‘Economic Situation Affecting Drug Availability and Affordability in Nigeria’


Martins Ifijeh
Following the economic downturn in the country, the Association of Community Pharmacists of Nigeria (ACPN) has raised the alarm that some important drugs were going out of the Nigerian market, while the available ones were becoming too expensive for the ordinary Nigerians to purchase.

Revealing this in Lagos during the celebration of ACPN Day in Iju Ishaga, the Chairman of the Lagos branch of the association, Pharm. Biola Paul-Ozieh, said the high foreign exchange rate and the consequent high cost of purchase and importation of medicines were discouraging importers from importing medicines, as they are unable to get their funds back when they sell their products in the country.

She said the situation has also caused the increase in the products that have been imported, adding that this was affecting the affordability of medicines among the ordinary Nigerians who pay-out-of-pocket for their healthcare.

According to her, one of the ways of getting out of the situation was for the government, stakeholders and pharmaceutical organisations to encourage local productions of drugs, adding that this would make medicines available and affordable to the citizens.

“There can’t be standard healthcare system if it is not accessible, affordable, as well as available to all.
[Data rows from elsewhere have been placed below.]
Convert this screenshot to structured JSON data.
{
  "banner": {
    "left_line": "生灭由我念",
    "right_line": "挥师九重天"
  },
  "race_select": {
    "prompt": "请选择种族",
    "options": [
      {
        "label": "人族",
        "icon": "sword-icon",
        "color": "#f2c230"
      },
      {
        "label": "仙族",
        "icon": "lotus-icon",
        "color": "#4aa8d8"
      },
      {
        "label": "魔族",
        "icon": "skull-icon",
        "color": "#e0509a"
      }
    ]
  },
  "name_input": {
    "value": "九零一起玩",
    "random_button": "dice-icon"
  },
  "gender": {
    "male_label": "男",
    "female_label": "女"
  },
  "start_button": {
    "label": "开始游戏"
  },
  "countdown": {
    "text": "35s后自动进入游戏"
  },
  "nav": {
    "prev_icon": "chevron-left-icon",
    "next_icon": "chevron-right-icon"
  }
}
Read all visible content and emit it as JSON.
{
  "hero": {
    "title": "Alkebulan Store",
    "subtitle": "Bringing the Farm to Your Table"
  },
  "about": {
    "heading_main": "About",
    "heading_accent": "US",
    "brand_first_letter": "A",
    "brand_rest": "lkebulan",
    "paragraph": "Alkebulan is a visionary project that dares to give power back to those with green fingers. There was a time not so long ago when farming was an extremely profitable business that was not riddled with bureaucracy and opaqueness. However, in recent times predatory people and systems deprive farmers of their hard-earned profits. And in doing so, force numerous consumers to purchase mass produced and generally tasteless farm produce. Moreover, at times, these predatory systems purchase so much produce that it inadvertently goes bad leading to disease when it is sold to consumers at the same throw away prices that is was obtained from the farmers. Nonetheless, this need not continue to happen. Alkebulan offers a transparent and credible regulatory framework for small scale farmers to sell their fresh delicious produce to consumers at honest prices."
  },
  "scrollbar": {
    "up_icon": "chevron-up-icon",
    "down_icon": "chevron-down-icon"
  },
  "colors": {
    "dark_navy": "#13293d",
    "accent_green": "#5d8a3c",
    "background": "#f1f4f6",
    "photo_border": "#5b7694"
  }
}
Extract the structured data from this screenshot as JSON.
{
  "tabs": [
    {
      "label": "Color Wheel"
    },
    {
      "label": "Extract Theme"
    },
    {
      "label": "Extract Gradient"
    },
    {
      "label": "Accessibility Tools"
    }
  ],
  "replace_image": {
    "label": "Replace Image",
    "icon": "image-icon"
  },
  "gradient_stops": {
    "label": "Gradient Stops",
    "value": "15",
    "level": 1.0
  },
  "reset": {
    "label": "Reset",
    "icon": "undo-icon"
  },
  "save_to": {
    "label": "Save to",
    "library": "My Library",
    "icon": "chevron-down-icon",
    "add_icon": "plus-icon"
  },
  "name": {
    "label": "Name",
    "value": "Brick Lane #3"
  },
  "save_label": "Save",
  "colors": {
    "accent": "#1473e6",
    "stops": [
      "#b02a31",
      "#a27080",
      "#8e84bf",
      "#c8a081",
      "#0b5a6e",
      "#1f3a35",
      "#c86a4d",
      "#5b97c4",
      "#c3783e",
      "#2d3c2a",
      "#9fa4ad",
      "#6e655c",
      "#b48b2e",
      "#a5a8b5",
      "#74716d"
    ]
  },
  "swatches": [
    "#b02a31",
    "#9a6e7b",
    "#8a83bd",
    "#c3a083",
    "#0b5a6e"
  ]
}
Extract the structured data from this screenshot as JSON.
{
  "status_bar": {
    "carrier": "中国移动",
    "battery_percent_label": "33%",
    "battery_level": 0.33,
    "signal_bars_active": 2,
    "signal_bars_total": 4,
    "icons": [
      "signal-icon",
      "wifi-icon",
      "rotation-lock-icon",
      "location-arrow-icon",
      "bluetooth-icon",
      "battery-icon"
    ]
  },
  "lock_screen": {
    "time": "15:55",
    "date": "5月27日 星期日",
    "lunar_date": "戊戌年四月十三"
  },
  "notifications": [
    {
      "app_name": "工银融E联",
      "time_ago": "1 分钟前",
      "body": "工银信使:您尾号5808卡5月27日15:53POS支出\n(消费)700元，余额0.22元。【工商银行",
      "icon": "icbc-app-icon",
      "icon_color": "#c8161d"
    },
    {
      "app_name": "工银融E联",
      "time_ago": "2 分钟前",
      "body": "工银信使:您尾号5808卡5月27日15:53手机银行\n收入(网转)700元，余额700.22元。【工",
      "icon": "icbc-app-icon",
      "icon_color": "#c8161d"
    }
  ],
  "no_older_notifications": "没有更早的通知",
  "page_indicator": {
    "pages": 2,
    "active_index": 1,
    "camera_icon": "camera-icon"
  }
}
Hence, we must be able to make our drugs locally if we want to achieve this in the pharmaceutical sector. If 80 per cent of our drugs are made in Nigeria, they will be available, accessible and affordable to all Nigerians,” she added.

Paul-Ozieh also noted that Nigerians need to know the right places to access medicines, adding that any pharmacy that does not have the green cross sign should not be patronised. “Pharmacies that have the green cross sign is the appropriate place for Nigerians to get drugs because the sign means the pharmacy is registered by government, as well as also have pharmacists manning the facility.

“Do not go to any pharmacy without the sign, because there is no guarantee that their drugs are authentic,” adding that, “buying drugs from quacks and unprofessionals could cause more harm to your body,” she added.

She also advised Nigerians against over-the-counter drugs, adding that abuse of controlled drugs could damage the user, as well as have negative effect on the society at large.

The Chairman called on the government to increase enforcement against drug hawking, which she said was becoming a common menace in the society. “Those who sell drugs in trays under the sun, in buses, at night, among others should be cleared from our society, because they are doing more harm to Nigerians than we can imagine,” she added.
Lending his voice, the former Chairman, Lagos branch, ACPN, Pharm. Oyewole Anthony, said Nigerians must be able to different genuine and fake drugs through proper identification of registered pharmacies and unregistered ones.

“Only patronise the pharmacies with the green cross sign. The sign is usually placed as a signpost in front of the pharmacy where it is visible to everyone,” he added.